+++ Records shown +++
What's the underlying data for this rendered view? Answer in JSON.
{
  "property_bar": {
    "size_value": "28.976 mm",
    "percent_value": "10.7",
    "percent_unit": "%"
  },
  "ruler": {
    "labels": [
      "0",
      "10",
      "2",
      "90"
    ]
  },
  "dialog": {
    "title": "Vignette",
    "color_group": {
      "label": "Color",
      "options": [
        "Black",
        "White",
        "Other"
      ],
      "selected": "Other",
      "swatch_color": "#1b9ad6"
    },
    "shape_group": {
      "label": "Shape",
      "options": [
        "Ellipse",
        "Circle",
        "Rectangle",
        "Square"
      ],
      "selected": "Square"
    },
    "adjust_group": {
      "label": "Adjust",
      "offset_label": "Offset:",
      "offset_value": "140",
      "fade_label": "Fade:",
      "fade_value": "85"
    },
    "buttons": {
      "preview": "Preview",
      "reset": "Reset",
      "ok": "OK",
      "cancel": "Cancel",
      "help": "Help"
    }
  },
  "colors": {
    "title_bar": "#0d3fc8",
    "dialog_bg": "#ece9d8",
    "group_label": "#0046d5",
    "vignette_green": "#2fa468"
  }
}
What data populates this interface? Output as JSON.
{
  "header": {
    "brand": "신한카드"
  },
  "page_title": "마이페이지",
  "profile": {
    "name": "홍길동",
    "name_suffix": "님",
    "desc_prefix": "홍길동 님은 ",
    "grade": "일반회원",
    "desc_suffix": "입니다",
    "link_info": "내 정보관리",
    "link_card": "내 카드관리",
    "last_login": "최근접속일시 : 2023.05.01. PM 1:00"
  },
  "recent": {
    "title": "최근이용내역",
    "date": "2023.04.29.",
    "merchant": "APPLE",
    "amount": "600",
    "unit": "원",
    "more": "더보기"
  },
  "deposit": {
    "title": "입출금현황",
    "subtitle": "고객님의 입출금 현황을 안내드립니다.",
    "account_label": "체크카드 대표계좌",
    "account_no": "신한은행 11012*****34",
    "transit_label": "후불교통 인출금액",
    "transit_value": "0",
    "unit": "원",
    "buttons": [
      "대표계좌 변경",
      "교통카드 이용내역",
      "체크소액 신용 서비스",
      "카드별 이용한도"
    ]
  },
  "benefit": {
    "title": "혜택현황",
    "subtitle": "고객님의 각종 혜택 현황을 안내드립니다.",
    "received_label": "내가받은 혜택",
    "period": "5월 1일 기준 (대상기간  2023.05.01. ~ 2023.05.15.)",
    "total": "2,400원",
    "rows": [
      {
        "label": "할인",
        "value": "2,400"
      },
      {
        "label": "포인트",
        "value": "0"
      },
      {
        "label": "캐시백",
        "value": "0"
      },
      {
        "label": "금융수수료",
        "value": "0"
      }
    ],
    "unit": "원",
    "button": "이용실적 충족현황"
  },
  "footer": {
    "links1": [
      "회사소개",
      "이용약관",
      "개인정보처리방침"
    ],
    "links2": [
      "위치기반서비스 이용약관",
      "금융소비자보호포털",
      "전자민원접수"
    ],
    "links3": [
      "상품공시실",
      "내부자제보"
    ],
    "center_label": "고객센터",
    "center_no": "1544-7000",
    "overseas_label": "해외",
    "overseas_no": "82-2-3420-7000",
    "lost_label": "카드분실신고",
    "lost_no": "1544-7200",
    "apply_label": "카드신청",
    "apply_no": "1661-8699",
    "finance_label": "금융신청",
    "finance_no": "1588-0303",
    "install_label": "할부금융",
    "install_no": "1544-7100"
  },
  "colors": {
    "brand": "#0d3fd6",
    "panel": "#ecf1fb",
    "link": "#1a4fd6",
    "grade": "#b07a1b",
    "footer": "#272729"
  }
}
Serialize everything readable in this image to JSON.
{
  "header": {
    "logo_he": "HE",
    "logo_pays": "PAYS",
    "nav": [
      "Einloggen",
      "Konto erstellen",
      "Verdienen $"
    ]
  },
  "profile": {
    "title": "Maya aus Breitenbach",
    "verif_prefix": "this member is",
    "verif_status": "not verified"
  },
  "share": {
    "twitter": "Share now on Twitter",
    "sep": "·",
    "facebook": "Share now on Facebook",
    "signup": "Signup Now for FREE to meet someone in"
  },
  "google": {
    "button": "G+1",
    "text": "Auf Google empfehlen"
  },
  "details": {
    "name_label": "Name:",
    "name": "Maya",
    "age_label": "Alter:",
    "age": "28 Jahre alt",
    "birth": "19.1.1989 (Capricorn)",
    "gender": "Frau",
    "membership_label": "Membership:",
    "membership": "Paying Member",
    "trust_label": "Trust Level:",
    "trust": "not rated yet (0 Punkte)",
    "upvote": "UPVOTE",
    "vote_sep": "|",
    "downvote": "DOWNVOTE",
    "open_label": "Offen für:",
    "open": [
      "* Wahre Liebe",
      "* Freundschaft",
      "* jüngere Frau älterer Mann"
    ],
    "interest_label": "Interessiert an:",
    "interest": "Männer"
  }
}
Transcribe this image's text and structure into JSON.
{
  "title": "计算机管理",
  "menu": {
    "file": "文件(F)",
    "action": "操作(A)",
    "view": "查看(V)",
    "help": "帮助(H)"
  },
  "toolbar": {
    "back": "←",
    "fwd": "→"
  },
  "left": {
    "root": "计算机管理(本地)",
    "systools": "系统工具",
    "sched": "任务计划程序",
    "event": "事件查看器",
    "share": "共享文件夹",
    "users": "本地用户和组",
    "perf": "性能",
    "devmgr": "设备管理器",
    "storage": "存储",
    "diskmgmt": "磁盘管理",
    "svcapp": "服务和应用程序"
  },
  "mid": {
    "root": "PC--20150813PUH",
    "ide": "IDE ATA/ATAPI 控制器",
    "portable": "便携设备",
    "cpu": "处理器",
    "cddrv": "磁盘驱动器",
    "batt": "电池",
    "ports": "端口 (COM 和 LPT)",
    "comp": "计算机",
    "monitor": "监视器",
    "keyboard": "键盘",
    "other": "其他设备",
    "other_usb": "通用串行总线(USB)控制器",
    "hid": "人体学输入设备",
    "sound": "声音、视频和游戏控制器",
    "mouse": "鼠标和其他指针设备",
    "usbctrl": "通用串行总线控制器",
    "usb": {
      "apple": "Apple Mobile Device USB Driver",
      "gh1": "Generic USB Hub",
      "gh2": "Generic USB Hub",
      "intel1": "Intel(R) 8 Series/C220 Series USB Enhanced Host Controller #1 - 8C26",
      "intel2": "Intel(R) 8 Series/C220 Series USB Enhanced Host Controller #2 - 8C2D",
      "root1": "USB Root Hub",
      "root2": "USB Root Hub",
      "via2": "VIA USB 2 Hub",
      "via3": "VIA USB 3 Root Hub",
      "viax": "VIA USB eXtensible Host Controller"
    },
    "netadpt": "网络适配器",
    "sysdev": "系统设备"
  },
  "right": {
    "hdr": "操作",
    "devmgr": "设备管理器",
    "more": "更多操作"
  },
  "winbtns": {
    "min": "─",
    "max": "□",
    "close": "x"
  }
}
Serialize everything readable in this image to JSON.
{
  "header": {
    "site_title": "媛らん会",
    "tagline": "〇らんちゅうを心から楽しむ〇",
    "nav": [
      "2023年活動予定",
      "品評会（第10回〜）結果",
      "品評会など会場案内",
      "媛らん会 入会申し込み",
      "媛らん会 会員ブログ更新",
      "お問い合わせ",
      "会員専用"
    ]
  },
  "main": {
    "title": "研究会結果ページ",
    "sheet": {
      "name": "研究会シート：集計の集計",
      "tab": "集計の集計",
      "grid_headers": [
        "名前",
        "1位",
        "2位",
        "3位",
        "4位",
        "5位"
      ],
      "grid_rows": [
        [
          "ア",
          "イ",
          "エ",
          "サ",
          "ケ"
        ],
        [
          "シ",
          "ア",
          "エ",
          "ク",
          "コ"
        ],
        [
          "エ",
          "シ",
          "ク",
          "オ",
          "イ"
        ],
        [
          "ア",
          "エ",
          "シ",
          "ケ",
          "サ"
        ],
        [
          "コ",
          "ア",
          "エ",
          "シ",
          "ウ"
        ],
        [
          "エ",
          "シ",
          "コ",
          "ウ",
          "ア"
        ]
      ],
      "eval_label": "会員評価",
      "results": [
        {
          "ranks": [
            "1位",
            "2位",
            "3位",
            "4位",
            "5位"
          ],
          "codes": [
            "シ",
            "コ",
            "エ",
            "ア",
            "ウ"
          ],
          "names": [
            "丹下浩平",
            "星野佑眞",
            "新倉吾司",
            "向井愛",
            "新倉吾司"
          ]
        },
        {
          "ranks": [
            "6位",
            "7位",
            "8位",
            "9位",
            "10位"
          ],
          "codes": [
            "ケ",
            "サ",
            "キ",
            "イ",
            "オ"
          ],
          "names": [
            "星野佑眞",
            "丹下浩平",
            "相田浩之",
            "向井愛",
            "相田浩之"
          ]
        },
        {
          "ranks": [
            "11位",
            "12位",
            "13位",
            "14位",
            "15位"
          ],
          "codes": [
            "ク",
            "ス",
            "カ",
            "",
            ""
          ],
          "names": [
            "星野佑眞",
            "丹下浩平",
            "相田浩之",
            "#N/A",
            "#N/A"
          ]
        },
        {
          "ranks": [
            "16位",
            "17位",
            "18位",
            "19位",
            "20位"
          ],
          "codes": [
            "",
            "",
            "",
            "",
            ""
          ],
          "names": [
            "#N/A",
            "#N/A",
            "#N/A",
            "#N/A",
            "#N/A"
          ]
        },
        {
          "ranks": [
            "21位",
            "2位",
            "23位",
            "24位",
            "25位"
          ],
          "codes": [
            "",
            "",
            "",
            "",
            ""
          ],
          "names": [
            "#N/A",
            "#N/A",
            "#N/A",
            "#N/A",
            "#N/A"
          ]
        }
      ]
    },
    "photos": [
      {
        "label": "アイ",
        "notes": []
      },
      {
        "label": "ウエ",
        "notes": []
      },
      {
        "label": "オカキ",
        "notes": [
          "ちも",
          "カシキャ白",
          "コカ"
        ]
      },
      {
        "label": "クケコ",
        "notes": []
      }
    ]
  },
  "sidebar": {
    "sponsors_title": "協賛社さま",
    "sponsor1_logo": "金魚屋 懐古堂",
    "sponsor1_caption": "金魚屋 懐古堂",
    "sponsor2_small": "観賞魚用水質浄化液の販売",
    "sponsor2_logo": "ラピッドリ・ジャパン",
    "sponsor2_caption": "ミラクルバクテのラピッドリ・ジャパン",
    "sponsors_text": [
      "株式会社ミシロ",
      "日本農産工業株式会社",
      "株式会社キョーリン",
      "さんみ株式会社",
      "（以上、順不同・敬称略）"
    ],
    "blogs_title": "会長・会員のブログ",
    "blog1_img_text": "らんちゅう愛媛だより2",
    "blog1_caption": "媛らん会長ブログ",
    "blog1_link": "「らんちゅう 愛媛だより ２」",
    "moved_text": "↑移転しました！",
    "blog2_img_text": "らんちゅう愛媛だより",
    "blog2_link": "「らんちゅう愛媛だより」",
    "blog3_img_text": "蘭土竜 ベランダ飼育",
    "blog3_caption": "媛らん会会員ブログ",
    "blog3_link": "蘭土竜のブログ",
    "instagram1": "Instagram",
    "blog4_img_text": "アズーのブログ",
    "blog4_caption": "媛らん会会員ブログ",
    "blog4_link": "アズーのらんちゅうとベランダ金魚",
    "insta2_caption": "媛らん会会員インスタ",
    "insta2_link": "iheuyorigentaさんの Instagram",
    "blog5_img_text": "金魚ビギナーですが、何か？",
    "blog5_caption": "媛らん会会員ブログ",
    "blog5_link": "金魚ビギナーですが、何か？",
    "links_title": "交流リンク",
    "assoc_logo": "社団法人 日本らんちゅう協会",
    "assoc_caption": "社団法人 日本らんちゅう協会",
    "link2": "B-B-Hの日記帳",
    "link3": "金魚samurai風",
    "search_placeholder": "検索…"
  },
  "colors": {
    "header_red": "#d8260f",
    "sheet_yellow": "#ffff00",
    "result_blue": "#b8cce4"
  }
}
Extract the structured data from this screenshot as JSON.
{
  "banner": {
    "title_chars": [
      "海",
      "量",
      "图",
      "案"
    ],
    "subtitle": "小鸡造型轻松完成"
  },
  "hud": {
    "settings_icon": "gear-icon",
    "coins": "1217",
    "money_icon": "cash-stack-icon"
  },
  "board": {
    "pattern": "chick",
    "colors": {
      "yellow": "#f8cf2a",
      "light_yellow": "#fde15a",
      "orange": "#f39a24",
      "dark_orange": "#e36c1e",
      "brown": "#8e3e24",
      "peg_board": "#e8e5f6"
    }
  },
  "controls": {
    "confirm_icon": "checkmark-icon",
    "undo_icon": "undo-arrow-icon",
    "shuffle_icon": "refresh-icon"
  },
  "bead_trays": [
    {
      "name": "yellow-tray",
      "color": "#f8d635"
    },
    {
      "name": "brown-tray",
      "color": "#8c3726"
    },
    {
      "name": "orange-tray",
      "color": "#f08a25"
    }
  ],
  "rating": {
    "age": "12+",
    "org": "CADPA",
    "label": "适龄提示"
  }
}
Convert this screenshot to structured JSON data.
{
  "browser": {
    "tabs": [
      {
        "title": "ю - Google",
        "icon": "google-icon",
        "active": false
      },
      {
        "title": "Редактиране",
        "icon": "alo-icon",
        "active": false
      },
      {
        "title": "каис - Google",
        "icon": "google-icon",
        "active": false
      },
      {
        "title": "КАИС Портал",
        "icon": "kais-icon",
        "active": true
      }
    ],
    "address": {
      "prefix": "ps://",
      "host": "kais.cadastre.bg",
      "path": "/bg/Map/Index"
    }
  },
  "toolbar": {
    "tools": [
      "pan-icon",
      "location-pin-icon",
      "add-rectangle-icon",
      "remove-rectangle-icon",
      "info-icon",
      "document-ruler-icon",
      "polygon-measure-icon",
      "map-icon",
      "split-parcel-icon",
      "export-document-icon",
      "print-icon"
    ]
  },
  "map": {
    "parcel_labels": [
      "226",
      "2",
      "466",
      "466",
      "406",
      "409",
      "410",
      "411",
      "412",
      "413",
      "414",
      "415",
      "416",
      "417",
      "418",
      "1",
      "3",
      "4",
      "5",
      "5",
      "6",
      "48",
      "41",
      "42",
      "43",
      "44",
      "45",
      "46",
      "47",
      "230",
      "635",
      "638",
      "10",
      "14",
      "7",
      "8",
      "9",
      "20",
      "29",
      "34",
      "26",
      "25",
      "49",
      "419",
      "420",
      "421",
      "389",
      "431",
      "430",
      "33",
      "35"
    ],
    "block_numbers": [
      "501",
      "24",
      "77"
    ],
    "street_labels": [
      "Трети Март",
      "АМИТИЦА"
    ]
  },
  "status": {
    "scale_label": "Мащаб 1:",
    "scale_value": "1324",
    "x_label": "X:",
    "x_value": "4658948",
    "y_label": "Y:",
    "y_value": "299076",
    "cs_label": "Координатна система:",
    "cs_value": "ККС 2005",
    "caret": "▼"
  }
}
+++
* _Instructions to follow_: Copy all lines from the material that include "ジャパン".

* _Result of the exercise_:
    "sponsor2_logo": "ラピッドリ・ジャパン",
    "sponsor2_caption": "ミラクルバクテのラピッドリ・ジャパン",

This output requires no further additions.